*** Opening Information ***

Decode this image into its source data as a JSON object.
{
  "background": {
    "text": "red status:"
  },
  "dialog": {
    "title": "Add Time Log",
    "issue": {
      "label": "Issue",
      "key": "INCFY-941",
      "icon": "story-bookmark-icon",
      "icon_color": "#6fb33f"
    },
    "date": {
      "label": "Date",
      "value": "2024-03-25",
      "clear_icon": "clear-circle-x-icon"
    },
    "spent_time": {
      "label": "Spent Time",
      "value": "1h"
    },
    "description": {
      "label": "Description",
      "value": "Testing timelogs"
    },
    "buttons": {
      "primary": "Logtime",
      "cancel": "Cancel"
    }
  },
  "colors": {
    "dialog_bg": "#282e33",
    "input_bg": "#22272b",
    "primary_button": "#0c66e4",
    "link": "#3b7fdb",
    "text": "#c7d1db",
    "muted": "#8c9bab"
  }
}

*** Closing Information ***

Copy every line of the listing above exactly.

Decode this image into its source data as a JSON object.
{
  "background": {
    "text": "red status:"
  },
  "dialog": {
    "title": "Add Time Log",
    "issue": {
      "label": "Issue",
      "key": "INCFY-941",
      "icon": "story-bookmark-icon",
      "icon_color": "#6fb33f"
    },
    "date": {
      "label": "Date",
      "value": "2024-03-25",
      "clear_icon": "clear-circle-x-icon"
    },
    "spent_time": {
      "label": "Spent Time",
      "value": "1h"
    },
    "description": {
      "label": "Description",
      "value": "Testing timelogs"
    },
    "buttons": {
      "primary": "Logtime",
      "cancel": "Cancel"
    }
  },
  "colors": {
    "dialog_bg": "#282e33",
    "input_bg": "#22272b",
    "primary_button": "#0c66e4",
    "link": "#3b7fdb",
    "text": "#c7d1db",
    "muted": "#8c9bab"
  }
}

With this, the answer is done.